Exercise description: Compute how many lines in the listing below hold the string "structured", then state only the result.

Data for this exercise:

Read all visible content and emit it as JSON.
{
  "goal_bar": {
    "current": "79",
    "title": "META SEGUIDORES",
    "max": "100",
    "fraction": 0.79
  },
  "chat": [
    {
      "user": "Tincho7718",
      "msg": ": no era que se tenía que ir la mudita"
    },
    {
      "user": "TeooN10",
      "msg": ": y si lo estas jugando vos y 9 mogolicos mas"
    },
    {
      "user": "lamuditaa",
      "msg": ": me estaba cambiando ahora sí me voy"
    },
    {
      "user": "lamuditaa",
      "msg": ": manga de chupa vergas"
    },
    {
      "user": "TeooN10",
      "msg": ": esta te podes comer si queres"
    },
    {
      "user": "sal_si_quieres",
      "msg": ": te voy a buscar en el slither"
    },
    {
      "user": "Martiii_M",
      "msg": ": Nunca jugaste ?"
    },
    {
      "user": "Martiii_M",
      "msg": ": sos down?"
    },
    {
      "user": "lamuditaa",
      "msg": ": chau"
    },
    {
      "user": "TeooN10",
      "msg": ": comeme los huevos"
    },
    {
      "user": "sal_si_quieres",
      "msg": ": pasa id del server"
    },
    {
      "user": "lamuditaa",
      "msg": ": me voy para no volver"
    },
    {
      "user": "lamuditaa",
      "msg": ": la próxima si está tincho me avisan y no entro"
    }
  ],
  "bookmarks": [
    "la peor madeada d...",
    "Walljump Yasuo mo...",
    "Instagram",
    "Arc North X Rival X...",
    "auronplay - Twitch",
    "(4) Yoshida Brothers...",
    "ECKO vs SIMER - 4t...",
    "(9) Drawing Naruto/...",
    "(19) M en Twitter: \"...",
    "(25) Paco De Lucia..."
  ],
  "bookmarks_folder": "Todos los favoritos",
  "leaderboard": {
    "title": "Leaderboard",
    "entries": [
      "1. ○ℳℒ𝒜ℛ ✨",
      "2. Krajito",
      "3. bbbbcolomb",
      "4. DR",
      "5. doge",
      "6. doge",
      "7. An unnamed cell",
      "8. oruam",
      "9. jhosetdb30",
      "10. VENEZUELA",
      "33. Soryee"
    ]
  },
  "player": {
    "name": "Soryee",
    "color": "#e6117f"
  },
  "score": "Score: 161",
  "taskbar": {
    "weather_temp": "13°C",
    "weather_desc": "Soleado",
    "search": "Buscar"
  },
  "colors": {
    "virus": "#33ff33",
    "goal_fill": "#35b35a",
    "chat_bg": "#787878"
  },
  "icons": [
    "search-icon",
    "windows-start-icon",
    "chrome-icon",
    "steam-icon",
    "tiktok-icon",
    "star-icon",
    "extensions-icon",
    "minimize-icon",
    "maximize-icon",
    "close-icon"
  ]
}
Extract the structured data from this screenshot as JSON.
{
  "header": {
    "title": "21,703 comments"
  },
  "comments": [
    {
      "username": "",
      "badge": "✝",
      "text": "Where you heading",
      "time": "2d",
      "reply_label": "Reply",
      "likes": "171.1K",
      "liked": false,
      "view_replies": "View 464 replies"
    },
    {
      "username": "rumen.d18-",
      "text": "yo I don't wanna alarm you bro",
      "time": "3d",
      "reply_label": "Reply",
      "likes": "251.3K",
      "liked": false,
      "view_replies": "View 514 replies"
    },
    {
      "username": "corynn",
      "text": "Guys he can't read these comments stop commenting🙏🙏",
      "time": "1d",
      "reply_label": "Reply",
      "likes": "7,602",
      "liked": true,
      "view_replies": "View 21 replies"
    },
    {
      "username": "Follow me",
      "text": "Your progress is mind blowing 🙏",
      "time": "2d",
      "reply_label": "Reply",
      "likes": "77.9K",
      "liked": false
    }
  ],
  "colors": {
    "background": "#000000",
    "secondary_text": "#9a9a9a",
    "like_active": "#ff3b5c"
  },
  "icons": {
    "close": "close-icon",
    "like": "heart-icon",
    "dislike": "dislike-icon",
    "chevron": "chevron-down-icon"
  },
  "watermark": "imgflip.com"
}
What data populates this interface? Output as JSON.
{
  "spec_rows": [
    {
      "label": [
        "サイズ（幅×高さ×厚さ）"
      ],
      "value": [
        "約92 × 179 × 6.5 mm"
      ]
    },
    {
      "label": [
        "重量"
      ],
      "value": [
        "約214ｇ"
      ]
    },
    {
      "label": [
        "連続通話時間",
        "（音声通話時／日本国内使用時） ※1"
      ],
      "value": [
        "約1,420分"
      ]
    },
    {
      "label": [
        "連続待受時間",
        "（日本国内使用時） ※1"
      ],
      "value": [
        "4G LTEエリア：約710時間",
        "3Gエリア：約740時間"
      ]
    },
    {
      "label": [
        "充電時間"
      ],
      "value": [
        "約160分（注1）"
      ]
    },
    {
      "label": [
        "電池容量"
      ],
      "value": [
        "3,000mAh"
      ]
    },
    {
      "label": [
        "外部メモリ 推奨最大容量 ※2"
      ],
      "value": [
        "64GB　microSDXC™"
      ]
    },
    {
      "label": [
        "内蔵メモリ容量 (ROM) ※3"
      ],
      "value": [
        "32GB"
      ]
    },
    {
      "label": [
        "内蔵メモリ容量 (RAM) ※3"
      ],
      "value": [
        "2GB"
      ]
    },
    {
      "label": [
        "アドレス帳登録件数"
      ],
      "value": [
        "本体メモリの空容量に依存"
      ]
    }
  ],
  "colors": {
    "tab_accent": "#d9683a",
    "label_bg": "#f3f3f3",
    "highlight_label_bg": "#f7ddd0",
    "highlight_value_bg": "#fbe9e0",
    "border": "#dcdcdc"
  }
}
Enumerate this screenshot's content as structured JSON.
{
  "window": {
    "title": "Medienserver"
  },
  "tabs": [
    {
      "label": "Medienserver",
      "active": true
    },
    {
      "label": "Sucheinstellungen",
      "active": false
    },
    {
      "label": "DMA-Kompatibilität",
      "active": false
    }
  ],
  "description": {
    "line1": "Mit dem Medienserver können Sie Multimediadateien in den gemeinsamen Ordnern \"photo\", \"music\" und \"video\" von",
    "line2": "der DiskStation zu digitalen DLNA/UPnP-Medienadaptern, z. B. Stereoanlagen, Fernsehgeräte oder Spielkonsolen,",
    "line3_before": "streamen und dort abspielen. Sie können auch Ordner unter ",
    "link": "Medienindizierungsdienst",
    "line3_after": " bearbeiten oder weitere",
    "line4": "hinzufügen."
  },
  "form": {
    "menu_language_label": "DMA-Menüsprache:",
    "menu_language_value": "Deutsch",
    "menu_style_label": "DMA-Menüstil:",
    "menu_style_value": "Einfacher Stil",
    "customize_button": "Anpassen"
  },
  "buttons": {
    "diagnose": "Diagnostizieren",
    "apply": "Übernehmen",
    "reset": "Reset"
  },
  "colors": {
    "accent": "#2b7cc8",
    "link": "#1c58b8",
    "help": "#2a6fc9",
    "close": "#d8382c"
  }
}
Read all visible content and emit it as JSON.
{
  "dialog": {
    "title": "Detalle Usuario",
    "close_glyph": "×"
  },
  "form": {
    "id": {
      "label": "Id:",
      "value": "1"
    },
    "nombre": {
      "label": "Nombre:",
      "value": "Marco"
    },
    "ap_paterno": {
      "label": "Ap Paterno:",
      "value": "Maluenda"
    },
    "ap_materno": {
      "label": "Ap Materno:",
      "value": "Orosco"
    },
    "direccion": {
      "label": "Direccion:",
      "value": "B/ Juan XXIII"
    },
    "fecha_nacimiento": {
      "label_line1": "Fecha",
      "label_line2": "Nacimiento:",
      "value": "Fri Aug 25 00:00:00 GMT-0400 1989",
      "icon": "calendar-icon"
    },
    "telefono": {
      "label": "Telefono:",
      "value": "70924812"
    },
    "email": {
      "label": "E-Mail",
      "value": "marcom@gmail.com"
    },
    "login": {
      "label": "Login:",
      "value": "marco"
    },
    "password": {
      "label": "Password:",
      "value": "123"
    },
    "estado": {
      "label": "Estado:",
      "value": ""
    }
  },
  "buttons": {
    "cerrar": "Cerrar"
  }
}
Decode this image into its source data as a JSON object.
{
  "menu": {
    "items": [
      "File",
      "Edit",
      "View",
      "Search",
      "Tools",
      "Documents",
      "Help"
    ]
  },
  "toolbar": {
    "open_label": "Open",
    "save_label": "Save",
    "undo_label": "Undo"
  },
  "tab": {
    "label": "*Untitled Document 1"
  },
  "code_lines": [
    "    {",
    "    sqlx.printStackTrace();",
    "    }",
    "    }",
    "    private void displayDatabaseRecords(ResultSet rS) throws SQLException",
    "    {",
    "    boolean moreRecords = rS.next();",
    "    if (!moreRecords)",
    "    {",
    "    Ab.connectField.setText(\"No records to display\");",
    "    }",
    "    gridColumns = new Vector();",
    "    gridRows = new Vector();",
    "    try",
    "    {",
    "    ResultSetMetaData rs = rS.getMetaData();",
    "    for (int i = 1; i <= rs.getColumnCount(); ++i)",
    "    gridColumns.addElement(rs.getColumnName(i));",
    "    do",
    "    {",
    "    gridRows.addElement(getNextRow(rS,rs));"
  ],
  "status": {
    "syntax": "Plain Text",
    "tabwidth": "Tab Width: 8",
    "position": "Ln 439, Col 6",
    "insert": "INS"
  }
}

Your solution: 2